▶ Aim of the exercise
Locate the word "name" in the material, then show every line that holds it.

======

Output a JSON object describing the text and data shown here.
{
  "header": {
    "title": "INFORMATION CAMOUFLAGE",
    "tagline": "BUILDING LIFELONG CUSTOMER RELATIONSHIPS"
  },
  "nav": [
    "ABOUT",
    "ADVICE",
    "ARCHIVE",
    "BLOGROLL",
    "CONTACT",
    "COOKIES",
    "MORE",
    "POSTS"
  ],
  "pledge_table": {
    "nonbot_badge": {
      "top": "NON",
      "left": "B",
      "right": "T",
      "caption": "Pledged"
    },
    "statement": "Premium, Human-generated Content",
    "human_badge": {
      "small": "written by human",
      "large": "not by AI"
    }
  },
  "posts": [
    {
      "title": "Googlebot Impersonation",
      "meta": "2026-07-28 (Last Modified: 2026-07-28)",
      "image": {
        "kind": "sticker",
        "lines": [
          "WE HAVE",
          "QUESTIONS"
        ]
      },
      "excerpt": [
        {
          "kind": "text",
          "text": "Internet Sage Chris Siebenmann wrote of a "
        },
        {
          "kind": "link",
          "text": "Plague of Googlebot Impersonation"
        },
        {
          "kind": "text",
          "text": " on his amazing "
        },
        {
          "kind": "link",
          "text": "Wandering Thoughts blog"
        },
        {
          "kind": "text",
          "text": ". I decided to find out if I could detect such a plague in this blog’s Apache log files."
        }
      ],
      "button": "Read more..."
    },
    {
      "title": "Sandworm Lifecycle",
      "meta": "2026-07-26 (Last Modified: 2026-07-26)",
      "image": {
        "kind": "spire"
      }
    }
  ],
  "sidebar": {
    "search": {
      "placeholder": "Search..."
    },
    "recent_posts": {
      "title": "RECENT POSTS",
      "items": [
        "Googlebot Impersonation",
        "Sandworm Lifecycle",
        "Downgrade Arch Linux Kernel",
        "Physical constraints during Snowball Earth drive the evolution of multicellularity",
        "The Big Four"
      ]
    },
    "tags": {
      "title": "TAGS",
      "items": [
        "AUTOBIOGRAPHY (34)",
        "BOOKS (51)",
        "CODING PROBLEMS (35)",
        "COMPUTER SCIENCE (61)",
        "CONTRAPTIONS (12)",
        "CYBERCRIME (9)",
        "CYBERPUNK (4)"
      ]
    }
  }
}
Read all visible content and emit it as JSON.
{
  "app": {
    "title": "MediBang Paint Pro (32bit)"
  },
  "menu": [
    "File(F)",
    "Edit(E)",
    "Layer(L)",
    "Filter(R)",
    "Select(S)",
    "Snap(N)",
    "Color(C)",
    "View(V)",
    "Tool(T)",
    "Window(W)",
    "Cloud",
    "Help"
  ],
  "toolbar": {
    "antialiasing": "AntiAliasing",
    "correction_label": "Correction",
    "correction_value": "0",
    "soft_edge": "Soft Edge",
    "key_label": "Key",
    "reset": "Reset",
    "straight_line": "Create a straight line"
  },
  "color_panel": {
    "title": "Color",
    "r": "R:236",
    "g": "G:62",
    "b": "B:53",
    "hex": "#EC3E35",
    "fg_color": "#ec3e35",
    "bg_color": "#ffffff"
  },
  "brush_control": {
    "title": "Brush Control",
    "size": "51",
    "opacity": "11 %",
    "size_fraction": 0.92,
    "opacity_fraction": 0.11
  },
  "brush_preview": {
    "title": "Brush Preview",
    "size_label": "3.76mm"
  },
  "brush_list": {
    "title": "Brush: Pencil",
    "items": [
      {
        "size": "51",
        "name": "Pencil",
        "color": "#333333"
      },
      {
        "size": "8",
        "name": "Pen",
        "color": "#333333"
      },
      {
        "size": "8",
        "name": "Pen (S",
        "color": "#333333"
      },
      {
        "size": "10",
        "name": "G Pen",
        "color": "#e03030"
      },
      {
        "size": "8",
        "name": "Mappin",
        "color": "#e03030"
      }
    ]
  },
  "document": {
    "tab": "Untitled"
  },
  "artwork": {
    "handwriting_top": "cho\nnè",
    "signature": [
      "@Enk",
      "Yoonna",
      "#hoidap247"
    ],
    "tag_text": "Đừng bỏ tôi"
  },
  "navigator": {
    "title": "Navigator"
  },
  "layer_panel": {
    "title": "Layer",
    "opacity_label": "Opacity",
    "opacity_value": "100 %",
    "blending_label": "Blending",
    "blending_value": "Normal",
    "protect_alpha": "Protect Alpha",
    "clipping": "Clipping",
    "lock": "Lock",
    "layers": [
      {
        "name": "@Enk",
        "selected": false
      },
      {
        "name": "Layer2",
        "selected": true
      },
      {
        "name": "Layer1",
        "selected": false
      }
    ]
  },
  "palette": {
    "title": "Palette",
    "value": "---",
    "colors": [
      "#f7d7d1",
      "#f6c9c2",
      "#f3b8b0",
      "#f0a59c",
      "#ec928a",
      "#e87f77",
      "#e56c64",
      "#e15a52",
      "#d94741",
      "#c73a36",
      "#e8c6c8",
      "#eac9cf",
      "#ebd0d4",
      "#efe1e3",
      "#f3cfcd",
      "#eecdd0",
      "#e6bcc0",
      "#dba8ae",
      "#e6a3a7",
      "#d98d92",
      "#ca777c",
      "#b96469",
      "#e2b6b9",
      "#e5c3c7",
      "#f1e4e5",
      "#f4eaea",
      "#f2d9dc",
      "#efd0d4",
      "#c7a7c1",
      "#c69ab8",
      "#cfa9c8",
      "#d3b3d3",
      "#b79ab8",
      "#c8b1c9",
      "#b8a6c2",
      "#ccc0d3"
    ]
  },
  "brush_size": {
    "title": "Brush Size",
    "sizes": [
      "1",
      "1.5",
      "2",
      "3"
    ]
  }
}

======

▶ Expected output
        "name": "Pencil",
        "name": "Pen",
        "name": "Pen (S",
        "name": "G Pen",
        "name": "Mappin",
        "name": "@Enk",
        "name": "Layer2",
        "name": "Layer1",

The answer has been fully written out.